Department of Family Medicine and Chronic Care, Vrije Universiteit Brussel, Brussels, Belgium

Correspondence should be addressed to Dirk Devroey; eb.ca.buv@yeorvedd

Received 9 April 2017; Revised 26 July 2017; Accepted 29 November 2017; Published 21 January 2018

Academic Editor: Paul Van Royen

Copyright © 2018 Els Vanderhulst et al. This is an open access article distributed under the Creative Commons Attribution License, which permits unrestricted use, distribution, and reproduction in any medium, provided the original work is properly cited.

Abstract

Introduction. This study aims to describe the association between dietary habits and weight status and the interest in food and science.
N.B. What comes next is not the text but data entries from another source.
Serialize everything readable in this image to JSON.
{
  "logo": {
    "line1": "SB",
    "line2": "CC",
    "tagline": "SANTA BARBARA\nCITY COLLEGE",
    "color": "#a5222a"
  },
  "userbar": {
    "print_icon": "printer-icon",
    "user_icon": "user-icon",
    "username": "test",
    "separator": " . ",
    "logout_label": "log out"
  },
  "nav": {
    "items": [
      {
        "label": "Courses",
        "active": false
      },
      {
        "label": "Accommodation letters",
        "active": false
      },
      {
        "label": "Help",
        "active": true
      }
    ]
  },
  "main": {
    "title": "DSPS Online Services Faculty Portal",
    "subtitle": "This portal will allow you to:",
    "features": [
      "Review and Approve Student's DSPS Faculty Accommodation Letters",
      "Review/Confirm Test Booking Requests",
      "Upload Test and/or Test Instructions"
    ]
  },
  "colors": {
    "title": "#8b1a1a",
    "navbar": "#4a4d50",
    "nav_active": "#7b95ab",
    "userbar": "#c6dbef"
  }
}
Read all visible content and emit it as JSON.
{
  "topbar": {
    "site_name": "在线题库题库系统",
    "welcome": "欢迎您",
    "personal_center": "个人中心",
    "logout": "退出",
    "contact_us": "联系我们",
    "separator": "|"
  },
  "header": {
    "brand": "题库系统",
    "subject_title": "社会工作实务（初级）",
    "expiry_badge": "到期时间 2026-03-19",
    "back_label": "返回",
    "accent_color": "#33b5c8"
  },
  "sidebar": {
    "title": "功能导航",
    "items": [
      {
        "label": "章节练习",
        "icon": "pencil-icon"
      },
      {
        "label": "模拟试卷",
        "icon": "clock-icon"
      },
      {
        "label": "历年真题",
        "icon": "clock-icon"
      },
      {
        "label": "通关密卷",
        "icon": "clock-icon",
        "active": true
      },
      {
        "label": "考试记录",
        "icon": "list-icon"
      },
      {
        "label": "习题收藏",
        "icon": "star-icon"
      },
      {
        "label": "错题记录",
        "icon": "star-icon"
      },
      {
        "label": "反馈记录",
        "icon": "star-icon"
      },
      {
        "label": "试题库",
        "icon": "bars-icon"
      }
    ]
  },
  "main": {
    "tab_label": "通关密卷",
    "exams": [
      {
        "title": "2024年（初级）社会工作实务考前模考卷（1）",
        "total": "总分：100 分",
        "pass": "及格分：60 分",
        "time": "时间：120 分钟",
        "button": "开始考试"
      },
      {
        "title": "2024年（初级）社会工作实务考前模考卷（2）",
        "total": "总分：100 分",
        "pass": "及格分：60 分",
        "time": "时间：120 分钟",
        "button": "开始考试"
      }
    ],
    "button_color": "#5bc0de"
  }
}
Methods. We examined in a cross-sectional study 525 children aged between 8 and 18 years, who attended the Brussels Food Fair or the Belgian Science Day in 2013. They were divided into three groups: special interest in science, special interest in food, and a general control group. They completed a questionnaire, and body parameters were measured. The weight status of the children was identified using the growth charts and the calculated BMI. Results. In total, 525 children were included: 290 children in the reference group, 194 in the food group, and 41 in the science group. The prevalence of overweight and obesity was 28% in the general control group, 14% in the food group, and 15% in the science group. Breakfast and dinner were skipped more often by children with overweight or obesity. Children from the food and science groups had more sweets and meat, had less fruit, and skipped less meals. Conclusion. In our study, 28% of the reference group had overweight or obesity. The children with special interest in food or science differed from the control group.